- Juniper Berry: Juniper berry works best for Tinnitus caused by infections or inflammation.
- Lavender: Is a popular essential oil because it relieves stress and the anxiety contributing to Tinnitus. For those with allergies or colds, lavender clears air passages that may, in turn, reduce loudness.
- Patchouli: Has a strong aroma and works on improving circulation. It works well with Helichrysum for Tinnitus. One drop goes a long way.
- Petitgrain: Comes from Bitter Orange leaves. This oil has antispasmodic qualities and helps put the nervous system back into balance.
Summing it All Up: Tinnitus Relief with Essential Oils
Essential oils will not cure your Tinnitus. But, they may make living with it a lot easier. If you are considering trying them, consult with the physician first to discuss your options just to be on the safe side. Essential oils play nicely with a person’s treatment plan, but your caregiver should always be aware of everything on your wellness platter.
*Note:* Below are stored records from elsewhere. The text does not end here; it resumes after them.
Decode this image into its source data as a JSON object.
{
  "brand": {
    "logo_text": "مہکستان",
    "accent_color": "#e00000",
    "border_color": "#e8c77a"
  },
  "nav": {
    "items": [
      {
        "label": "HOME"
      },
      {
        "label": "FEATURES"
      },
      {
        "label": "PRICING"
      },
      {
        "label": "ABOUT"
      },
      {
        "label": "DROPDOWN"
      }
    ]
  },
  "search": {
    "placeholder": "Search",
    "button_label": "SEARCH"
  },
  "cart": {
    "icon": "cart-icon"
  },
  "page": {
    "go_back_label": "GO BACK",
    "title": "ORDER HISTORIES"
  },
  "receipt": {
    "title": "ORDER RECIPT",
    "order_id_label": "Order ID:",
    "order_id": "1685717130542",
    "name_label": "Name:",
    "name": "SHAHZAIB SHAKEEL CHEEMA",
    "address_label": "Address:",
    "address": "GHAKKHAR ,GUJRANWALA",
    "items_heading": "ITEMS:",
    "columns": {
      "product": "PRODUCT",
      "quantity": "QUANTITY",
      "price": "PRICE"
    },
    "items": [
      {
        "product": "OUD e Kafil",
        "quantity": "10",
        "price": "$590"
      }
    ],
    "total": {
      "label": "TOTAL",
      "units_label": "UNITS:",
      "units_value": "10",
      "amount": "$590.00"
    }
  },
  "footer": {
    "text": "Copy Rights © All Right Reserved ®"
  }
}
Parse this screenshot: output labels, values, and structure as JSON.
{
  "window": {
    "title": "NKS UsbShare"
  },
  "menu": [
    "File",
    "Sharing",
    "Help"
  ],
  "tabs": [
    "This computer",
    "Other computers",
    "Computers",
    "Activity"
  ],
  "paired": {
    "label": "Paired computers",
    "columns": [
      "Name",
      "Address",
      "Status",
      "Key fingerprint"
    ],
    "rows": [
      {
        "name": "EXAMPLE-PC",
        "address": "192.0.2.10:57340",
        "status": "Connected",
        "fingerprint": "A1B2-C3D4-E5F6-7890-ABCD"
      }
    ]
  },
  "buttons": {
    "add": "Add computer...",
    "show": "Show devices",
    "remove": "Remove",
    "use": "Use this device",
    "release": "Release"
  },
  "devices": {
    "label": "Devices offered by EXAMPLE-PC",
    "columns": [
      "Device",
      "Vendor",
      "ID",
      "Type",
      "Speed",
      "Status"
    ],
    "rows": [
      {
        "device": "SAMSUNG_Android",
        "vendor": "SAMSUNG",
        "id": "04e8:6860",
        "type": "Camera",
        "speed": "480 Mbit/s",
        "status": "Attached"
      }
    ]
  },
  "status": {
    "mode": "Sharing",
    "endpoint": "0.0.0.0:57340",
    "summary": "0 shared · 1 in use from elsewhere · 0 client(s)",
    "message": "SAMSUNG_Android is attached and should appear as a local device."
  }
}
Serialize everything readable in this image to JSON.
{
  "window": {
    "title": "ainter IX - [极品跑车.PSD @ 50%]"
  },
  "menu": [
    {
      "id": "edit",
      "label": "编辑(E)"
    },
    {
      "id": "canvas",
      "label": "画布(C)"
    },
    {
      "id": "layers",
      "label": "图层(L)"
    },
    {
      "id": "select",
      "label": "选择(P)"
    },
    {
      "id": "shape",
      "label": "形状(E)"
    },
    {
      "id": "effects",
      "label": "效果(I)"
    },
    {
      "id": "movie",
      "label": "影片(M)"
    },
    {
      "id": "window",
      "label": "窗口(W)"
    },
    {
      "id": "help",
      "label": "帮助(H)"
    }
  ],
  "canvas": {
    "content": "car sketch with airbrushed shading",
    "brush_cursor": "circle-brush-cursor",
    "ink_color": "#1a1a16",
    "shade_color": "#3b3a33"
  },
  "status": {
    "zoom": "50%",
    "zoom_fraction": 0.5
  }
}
Also, please remember, if you have an underlying cause that contributes to Tinnitus, these options may vary. People with a Meniere’s Disease diagnosis have a more extensive list of oils that target Vertigo versus ear-ringing, for example. Holistic approaches to your care are the best by far. Too much focus on one treatment when you have more than one symptom usually doesn’t provide long-term relief.